Egypt’s 2020 bonds are yielding more than securities due 20 years later after a record slump in June as protests add to the deepening polarization hindering the country’s economic recovery.
The yield on the Arab nation’s $1 billion of 5.75 percent bonds fell five basis points to 10.24 percent at 10:31 a.m. in Cairo, compared with 10.03 percent for 2040 debt, after the army gave President Mohamed Mursi 48 hours yesterday to respond to protesters’ demands and end an impasse. Egypt’s benchmark EGX30 index of stocks gained 1.2 percent to a three-week high.
The biggest demonstrations since the 2011 revolt that ousted Hosni Mubarak amplified a crisis that led to two credit-rating cuts this year to Caa1, the fifth-lowest junk score at Moody’s Investors Service. Hundreds of thousands of protesters called on President Mohamed Mursi to resign on the first anniversary of his inauguration, while his supporters vowed to protect Egypt’s first democraticallyl chosen civilian leader.
“If you’re on the outside at the moment, the optimistic scenario is hard to paint convincingly,” Gabriel Sterne, a fixed-income economist at Exotix Holdings Ltd. in London, said by phone yesterday. “Investors are looking for urgent economic reforms and it doesn’t look like that’s going to get done amid these political divisions.”
The 2020 yield jumped 14 basis points yesterday, extending a 211 basis-point increase in June. That compares with an 84 basis point gain for Middle East sovereign debt on HSBC/Nasdaq Dubai indexes.
Financing pressures are pronounced as the country has about
1.4 trillion pounds ($199 billion) of domestic debt and another $39 billion of external debt outstanding, according to Finance Ministry data. Combined, the liabilities represent about 94 percent of economic output. The nation’s default risk soared 261 basis points last month, according to data provider CMA, before trading at a record 901 today.
Last month’s advance was four times bigger than that on Middle East contracts, which rose by an average 64 basis points to 331 on June 28, according to CMA, which is owned by McGraw-Hill Cos. and compiles prices quoted by dealers in the privately negotiated market. The surge took Egypt’s five-year credit default swaps above those of similarly rated Pakistan.
Crowds gathered outside the presidential palace and in Tahrir Square last night to demand early presidential elections, with some celebrating the military ultimatum by dancing, flashing victory signs and cheering as helicopters buzzed overhead. Mursi wasn’t consulted and didn’t approve the military’s statement, his office said.
The government, which said this year it planned to sell its first Islamic bonds as early as last month, “won’t find anyone to buy them,” Souheir Asba, a frontier markets strategist at Societe Generale SA, said by phone from London yesterday.

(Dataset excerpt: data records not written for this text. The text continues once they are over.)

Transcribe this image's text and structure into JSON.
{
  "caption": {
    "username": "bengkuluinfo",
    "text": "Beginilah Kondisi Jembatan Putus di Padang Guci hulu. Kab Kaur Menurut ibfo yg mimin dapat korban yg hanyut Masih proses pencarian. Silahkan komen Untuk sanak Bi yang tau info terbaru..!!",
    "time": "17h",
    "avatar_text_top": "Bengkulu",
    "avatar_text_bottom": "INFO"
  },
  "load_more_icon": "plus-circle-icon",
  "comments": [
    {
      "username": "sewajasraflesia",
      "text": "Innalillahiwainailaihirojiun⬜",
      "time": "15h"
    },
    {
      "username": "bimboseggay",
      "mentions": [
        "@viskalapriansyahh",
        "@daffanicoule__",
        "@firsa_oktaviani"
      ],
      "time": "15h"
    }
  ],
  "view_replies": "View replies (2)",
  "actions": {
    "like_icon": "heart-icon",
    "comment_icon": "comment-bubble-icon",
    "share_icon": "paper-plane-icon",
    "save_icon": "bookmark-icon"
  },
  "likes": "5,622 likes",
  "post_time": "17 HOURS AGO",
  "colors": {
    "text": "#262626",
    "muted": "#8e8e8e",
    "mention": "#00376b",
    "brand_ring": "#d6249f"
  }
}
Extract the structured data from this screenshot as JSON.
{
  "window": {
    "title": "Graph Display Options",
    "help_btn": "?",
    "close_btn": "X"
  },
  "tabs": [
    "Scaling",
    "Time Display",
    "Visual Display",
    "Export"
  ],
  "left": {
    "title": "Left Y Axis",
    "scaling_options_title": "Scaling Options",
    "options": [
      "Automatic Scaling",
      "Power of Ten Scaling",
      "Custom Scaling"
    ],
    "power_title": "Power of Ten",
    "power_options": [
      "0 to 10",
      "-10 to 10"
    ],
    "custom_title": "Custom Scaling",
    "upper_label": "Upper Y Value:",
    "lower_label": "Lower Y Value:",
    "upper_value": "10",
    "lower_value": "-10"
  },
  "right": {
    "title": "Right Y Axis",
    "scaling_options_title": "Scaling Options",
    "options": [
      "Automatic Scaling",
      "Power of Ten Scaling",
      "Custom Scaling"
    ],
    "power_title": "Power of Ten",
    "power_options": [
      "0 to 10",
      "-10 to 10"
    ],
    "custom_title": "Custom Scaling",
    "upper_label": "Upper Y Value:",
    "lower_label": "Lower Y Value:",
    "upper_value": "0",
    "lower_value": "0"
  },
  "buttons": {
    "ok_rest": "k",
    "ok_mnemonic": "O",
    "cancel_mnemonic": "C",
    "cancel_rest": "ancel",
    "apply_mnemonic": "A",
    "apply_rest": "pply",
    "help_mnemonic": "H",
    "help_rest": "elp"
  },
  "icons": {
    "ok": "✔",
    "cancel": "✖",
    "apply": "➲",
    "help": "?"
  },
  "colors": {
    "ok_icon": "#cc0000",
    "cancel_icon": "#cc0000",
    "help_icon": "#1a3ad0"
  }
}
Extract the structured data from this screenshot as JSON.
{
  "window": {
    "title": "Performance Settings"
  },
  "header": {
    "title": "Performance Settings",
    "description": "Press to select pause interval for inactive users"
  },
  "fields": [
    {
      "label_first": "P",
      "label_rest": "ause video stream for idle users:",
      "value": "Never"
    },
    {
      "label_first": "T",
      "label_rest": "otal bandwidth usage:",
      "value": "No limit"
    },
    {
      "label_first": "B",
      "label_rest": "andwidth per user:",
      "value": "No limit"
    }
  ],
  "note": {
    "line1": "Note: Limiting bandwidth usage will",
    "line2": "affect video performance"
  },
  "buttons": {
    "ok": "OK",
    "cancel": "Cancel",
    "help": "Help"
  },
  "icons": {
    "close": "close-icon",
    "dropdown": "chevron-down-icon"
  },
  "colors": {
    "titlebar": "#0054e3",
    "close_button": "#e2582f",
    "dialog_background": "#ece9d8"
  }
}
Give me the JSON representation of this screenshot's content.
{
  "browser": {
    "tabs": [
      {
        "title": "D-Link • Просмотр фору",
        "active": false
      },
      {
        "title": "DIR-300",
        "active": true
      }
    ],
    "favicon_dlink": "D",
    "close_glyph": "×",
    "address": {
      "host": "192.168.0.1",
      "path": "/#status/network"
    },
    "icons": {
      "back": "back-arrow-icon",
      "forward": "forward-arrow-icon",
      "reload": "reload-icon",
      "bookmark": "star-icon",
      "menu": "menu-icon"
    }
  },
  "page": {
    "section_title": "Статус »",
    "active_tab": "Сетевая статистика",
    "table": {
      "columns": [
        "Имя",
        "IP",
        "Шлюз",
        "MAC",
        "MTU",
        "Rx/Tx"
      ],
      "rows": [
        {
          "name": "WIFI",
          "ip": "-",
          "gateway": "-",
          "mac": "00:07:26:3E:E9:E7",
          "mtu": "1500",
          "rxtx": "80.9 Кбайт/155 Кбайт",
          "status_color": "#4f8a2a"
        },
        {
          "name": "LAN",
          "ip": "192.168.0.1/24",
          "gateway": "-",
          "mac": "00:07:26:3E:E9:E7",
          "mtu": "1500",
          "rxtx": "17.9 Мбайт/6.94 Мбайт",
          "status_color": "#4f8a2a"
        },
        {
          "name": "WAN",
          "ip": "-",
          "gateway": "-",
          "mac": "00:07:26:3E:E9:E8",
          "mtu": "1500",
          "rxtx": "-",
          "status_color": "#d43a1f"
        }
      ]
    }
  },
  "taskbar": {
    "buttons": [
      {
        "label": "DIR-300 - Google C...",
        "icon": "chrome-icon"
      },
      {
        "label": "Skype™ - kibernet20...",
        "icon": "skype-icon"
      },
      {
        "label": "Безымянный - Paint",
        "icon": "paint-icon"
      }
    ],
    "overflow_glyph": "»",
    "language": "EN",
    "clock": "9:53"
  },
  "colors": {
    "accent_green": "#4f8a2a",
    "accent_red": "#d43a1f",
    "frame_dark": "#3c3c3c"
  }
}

The ministers of foreign affairs, tourism, environment, communications and state minister for parliamentary affairs have submitted resignations, state-run Ahram Gate reported.
Some investors have taken the rout in Egyptian assets as an opportunity to buy. The benchmark EGX 30 Index of stocks has rallied in the past five trading days. The index’s 13 percent retreat in June, the steepest since November, left stocks trading at 1.2 times net assets compared with 1.4 times for the MSCI Emerging Markets Index.
Even if protesters compel Mursi to step down, the transition could “serve to make Islamists more militant,” while his refusal to resign risks stoking confrontations, Raza Agha, chief Middle East and Africa economist at VTB Capital Plc in London, said in an e-mailed report yesterday.
The government’s debt predicament is more precarious on the local-currency side, with repayments this quarter set to jump 20 percent from a year earlier to a record 169 billion pounds, data compiled by Bloomberg show. Political unrest curbed demand for notes in the past month, with bids for nine-month treasury bills falling to a record low at the last sale as the yield climbed 11 basis points to 14.99 percent.
Egypt’s economy probably grew 2.1 percent in the fiscal year ended June 30, near the slowest pace in two decades, according to the median estimate of 17 analysts compiled by Bloomberg.
On the external debt side, yields on 2020 securities are likely to continue exceeding the 2040s, according to Exotix’s Sterne, who said this is “typical of highly distressed bonds.” Egypt’s economic situation worsened this year as political wrangling impeded the nation’s talks with the International Monetary Fund for a $4.8 billion loan.
“Once yields hit 10 it was almost inevitable that the spread between the 2020 and 2040s would disappear,” Sterne said. “You got a whole bunch of people thinking it’s probably going to get worse before it gets better.”